the study of the spatial requirements of humans and animals and the effects of population density on behavior, communication, and social interaction.
Edward Hall wrote a book entitled The Hidden Dimension. There he identifies four American spatial distances/zones:
- Intimate distance: 0-18 inches
- Personal distance: 18 inches to 4 feet
- Social distance: 4 to 10 feet
- Public distance: 10 feet to infinity.
Group size is impacted by spatial distance. Reversing the list above:
- Public: 35 people and more
- Social: 8 to 35 people
- Personal: 3 to 7 people
- Intimate: 2 people.
Think about the disciple-making efforts of your church in each of these group sizes. Worship would be public. Mid-sized meetings or groups would be social. Small groups would be personal. Intimate would be one-on-one.
Sometimes simply adding one person changes group dynamics. For instance, adding someone to a pair ends intimate conversation. Adding a person to a small group sometimes changes the group from everyone participating (personal) to everyone expecting the leader to talk (social) with occassional questions and comments from group members.
How can we best take advantage of these realities? How can we plan our assimilation and disciple-making strategies to take fullest advantage of each venue? There are examples of each venue in use in the life of Jesus, Peter, Paul, and others. Share your comments.
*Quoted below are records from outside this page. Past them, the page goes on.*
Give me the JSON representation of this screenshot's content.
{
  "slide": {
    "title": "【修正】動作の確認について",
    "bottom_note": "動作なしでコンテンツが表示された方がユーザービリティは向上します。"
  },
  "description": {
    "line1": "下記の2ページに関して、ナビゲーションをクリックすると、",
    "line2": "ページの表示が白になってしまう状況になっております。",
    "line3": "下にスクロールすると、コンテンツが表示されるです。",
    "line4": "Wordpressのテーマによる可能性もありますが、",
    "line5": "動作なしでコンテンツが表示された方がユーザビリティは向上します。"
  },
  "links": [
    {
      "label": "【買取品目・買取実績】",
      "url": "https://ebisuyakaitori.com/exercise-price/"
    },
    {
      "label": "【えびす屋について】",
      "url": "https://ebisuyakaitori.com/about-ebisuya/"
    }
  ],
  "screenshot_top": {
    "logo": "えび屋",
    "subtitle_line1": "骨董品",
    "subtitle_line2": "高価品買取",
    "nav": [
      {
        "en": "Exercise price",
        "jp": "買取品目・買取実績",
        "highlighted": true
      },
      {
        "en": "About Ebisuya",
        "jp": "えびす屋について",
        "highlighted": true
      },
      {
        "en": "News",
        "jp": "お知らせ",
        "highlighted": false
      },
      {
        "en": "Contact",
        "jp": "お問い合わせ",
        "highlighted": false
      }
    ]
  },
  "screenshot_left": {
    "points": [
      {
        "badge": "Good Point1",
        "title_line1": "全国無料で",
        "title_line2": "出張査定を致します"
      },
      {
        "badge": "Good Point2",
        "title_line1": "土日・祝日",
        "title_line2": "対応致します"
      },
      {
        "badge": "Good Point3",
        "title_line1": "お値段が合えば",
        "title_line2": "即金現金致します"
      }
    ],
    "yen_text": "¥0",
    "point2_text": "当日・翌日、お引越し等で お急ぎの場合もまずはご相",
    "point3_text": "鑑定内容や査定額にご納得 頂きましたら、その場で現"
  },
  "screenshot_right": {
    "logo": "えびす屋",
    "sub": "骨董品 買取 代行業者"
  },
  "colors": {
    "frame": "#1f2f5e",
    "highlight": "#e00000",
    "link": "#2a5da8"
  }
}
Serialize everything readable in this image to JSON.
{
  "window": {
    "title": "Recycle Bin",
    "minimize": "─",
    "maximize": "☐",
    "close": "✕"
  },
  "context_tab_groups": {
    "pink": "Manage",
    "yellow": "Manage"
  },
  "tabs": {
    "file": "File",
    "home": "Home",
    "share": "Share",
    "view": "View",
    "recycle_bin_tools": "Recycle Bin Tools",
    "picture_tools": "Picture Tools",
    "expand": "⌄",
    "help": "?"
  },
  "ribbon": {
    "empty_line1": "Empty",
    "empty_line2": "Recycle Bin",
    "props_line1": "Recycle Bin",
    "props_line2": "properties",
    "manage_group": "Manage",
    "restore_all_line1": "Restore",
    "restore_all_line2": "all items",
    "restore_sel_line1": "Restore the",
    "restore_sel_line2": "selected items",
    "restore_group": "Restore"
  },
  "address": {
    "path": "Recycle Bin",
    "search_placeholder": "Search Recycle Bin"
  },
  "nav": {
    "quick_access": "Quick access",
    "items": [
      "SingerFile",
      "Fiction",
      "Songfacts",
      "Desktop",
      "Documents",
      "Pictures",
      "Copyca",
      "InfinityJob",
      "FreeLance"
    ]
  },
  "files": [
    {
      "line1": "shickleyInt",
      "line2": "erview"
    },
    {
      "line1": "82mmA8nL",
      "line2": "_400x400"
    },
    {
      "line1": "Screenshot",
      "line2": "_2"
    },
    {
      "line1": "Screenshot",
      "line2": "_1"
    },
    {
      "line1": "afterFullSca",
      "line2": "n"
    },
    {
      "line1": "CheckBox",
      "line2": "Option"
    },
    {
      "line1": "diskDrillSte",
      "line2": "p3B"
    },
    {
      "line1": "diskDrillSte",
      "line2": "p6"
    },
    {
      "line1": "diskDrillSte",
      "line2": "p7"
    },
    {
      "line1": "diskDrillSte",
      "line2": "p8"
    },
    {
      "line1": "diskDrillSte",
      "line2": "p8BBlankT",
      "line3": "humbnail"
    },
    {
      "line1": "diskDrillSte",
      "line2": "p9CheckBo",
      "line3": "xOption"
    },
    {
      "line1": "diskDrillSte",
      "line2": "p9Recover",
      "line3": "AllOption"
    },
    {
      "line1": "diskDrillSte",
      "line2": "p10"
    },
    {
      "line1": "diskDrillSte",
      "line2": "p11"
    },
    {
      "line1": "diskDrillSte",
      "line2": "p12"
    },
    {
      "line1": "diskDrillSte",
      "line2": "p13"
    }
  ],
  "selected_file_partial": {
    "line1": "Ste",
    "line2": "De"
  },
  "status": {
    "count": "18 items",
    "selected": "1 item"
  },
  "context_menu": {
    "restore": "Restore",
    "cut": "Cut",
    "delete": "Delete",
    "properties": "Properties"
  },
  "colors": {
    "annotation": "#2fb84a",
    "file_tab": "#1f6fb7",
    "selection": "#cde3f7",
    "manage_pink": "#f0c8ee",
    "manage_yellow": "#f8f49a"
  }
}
For more ideas about making disciples, check out these blog posts: